The “2nd Wave” of Global Innovation: Student Scientists
Me and my team has many times supported the idea to spread innovative and scientific thinking among younger and younger minds which is what iYouth Lab is all about. That way we aim to boost collaborations that influence change and innovation.
Right now the 1st wave of global innovation, which is the opportunity that one has to disturb a whole market by creating his/her company, is lead by startups. The norm is that young people from 20 to 28 years old, will either drop out from college or wait until they finish their studies in order to enter the mindset of a startuper. From that time and on, they try to question current technologies and theories and propose their own ideas in order to take the world one step further.
What is already obvious is that innovation and groundbreaking ideas are coming from younger and younger minds and as Michio Kaku said, in the very near future every one will become a scientist in his/her field.
By giving students the opportunity to be influenced from each other, no matter the distance from each other, no matter the academic lobbies and no matter the university they are studying, a huge global community of young minds will be created. That fact will allow students globally to take advantage of the academic infrastructure, find other students from all around the world and test their new theories and ideas while studying.
This will allow them to test even more “crazy” ideas that will help technology and science accelerate faster without the need of spending money from investment funds in order to create startups. They will create their own startup eventually, but they will have tested lots of theories and ideas first in the university lab and at global scale collaborations.
This new “filtered approach” of innovation by younger minds can lead to more transparent and uniformed sharing of knowledge, while at the same time allow scientific thinking accelerate.

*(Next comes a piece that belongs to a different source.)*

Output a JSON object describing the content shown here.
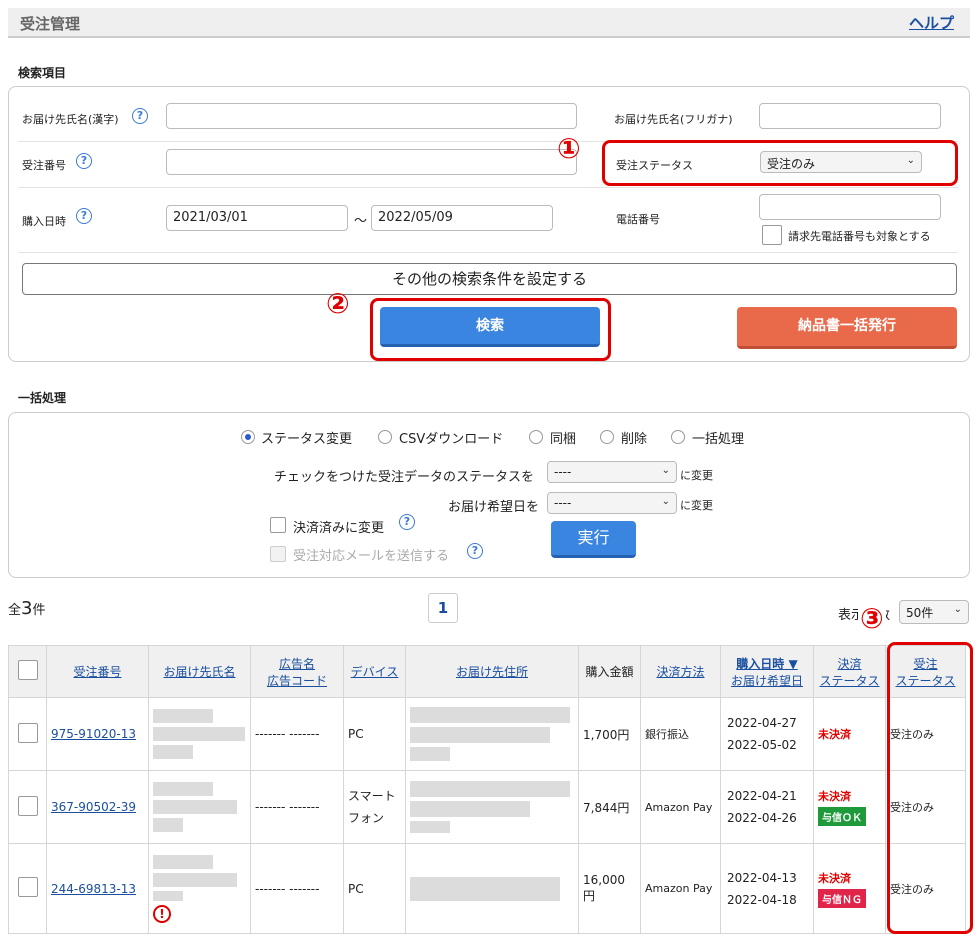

Younger minds need and will innovate more and more, and our goal is to help them by connecting them globally through scientific acceleration and project collaboration.